When I first came to work at FFF Enterprises, the company that publishes IG Living magazine, I knew nothing about intravenous immune globulin (IVIG). I couldn’t name a single primary immune or autoimmune disease. But, once I got settled and started to learn about the IG community, I was dumbstruck by the number of diseases that I had never heard of. I began reading IG Living all the time, taking home issue after issue to learn as much as I could.
It wasn’t long before I learned a tremendous amount about IVIG, illness statistics and disease states. Then, I met Tyler and his mother Raschelle, and quickly realized how little I knew. Statistics are one thing, but when you put a face on a disease, it adds a whole new dimension. The education I have received from my friendship with this family is priceless.
As the mother of a child who has primary immunodeficiency disease (PIDD), Raynauds phenomenon, eosinophilic esophagitis (EE) and steroid-resistant asthma, Raschelle is a warrior - she has to be. In the 17 years that her son has been on this planet, he has had so many surgeries and hospitalizations that you almost lose count. She hasn’t lost count. With obscene detail, she can recount the many trips to the emergency room, as well as the countless doctor visits and close calls. She can also recount for you the millions of times that she has answered the question, “Is he really that sick?”
When your child has an illness like PIDD, there is nothing obvious for the world to see.
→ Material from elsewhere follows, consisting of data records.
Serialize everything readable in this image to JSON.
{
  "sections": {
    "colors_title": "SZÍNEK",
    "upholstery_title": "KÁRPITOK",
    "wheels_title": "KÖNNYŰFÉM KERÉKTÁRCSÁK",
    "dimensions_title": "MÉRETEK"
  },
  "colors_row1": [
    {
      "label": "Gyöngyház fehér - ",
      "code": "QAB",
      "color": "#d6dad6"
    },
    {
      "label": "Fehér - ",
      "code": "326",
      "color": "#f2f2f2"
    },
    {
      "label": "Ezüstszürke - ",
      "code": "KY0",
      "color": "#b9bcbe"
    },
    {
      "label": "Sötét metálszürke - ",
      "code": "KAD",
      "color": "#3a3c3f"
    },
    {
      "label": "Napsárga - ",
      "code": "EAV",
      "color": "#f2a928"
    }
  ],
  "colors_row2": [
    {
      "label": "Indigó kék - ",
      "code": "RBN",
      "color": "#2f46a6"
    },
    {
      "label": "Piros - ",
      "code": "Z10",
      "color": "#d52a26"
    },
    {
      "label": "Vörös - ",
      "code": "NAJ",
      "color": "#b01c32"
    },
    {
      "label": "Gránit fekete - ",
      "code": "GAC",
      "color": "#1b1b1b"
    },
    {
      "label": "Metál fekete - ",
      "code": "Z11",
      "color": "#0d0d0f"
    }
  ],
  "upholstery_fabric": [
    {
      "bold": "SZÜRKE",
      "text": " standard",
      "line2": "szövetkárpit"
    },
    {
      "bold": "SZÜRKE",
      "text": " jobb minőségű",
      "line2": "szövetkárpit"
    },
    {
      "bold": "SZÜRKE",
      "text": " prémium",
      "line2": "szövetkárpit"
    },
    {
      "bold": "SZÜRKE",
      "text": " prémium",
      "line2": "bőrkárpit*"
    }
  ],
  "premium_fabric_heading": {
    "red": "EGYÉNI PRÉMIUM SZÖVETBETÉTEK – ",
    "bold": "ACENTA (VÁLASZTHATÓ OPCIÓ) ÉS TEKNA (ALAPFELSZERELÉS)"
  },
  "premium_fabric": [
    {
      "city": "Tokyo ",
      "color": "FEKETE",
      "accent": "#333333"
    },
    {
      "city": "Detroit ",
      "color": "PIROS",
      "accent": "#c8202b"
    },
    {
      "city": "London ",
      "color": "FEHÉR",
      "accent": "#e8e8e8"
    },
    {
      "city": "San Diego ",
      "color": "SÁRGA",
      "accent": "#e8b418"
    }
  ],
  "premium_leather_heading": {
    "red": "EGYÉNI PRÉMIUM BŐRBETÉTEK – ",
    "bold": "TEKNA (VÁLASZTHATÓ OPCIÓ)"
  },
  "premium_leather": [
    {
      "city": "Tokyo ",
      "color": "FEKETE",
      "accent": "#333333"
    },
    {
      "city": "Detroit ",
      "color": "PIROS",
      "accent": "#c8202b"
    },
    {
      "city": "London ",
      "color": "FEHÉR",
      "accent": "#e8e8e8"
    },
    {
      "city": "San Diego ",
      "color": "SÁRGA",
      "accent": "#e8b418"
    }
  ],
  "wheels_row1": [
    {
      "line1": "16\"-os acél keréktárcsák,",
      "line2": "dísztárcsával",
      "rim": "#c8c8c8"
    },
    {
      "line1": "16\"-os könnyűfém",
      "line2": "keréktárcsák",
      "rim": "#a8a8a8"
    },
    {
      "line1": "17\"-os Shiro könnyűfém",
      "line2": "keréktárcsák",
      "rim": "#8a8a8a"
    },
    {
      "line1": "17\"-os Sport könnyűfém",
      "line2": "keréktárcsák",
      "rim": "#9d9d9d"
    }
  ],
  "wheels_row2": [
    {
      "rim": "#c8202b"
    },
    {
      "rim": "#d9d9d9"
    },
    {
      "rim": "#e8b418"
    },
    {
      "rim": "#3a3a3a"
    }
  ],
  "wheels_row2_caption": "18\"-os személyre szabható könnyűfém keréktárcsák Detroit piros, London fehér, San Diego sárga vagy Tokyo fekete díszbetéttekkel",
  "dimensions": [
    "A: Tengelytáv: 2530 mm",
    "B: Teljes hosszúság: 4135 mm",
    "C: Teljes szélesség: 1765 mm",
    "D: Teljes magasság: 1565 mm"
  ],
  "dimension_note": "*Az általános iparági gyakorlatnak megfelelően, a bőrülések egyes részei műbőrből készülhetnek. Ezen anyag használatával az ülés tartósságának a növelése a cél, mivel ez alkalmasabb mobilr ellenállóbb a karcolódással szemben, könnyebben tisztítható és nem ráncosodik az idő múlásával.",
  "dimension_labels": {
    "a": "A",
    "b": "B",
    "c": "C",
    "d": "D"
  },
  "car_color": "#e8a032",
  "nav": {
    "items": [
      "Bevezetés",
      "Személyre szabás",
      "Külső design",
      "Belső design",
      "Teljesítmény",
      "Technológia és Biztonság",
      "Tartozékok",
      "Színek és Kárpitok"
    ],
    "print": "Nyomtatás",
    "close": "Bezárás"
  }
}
And, those of you with chronically ill children know that this presents many challenges when trying to care for and nurture your child.
Raschelle can recall with great clarity the first time Tyler stopped breathing, his first trip to the emergency room and his first IVIG treatment. The amount of detail stored in her brain is amazing. She speaks like a doctor with 20 years of experience practicing medicine.
According to Raschelle, when your child gets really ill, you quickly find out what you are made of. First you fight for appointments and tests, then you fight for diagnosis and treatment. Socially, life is a fight as well; you have to fight for your child’s right to be safe and healthy by keeping them away from other children who might be sick. Raschelle has constantly fought with a system that was created to keep kids in school and, therefore, loses sight of those who are chronically ill and may need to live by different rules. She also has fought with insurance companies over claim processing and denials. In a sense, Raschelle is fighting with the world to get them to understand that her son is really sick.
Spending your whole life fighting might cause some people to become angry and bitter, but not Raschelle. She is simply resolved to stay focused on what matters most. When asked why she never backs off or gets discouraged, her answer is simple: “Because I am his mother.”
What about you? Share some of your fiercest mothering moments, and offer some tips to parents who are just starting on this journey.